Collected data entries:
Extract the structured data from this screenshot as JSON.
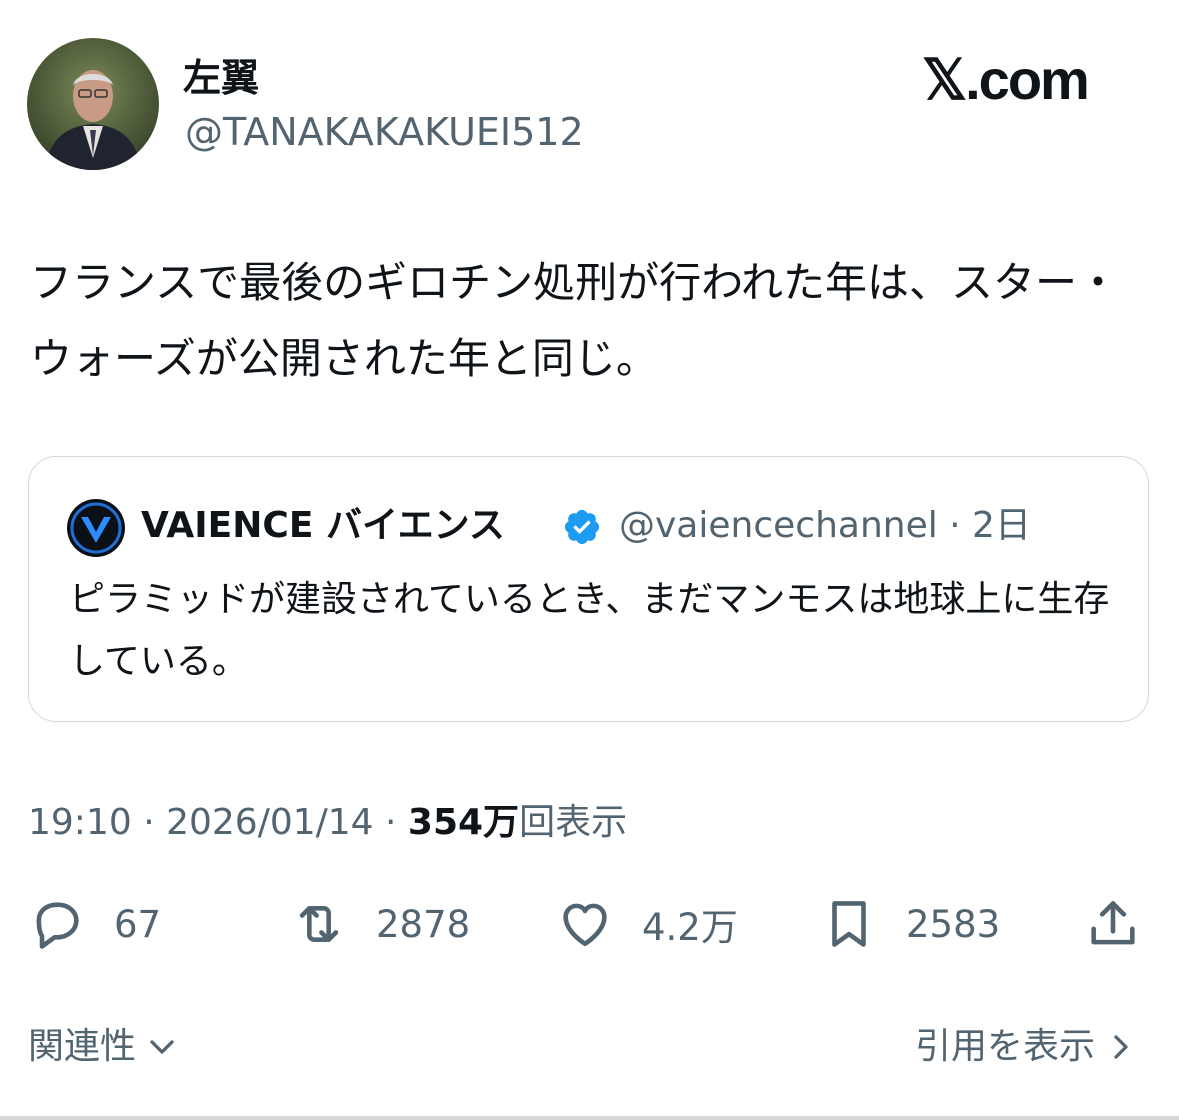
{
  "author": {
    "display_name": "左翼",
    "handle": "@TANAKAKAKUEI512",
    "avatar_icon": "user-photo"
  },
  "brand": {
    "logo_text": "𝕏.com"
  },
  "tweet": {
    "text": "フランスで最後のギロチン処刑が行われた年は、スター・ウォーズが公開された年と同じ。"
  },
  "quoted": {
    "display_name": "VAIENCE バイエンス",
    "verified_icon": "verified-badge-icon",
    "handle_time": "@vaiencechannel · 2日",
    "text": "ピラミッドが建設されているとき、まだマンモスは地球上に生存している。"
  },
  "meta": {
    "time_date": "19:10 · 2026/01/14 · ",
    "views_count": "354万",
    "views_label": "回表示"
  },
  "actions": {
    "replies": "67",
    "reposts": "2878",
    "likes": "4.2万",
    "bookmarks": "2583"
  },
  "footer": {
    "related_label": "関連性",
    "quotes_label": "引用を表示"
  },
  "colors": {
    "text": "#0f1419",
    "secondary": "#536471",
    "border": "#cfd9de",
    "verified": "#1d9bf0"
  }
}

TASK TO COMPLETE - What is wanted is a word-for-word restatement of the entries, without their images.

RESPONSE TO THE TASK -
Extract the structured data from this screenshot as JSON.
{
  "author": {
    "display_name": "左翼",
    "handle": "@TANAKAKAKUEI512",
    "avatar_icon": "user-photo"
  },
  "brand": {
    "logo_text": "𝕏.com"
  },
  "tweet": {
    "text": "フランスで最後のギロチン処刑が行われた年は、スター・ウォーズが公開された年と同じ。"
  },
  "quoted": {
    "display_name": "VAIENCE バイエンス",
    "verified_icon": "verified-badge-icon",
    "handle_time": "@vaiencechannel · 2日",
    "text": "ピラミッドが建設されているとき、まだマンモスは地球上に生存している。"
  },
  "meta": {
    "time_date": "19:10 · 2026/01/14 · ",
    "views_count": "354万",
    "views_label": "回表示"
  },
  "actions": {
    "replies": "67",
    "reposts": "2878",
    "likes": "4.2万",
    "bookmarks": "2583"
  },
  "footer": {
    "related_label": "関連性",
    "quotes_label": "引用を表示"
  },
  "colors": {
    "text": "#0f1419",
    "secondary": "#536471",
    "border": "#cfd9de",
    "verified": "#1d9bf0"
  }
}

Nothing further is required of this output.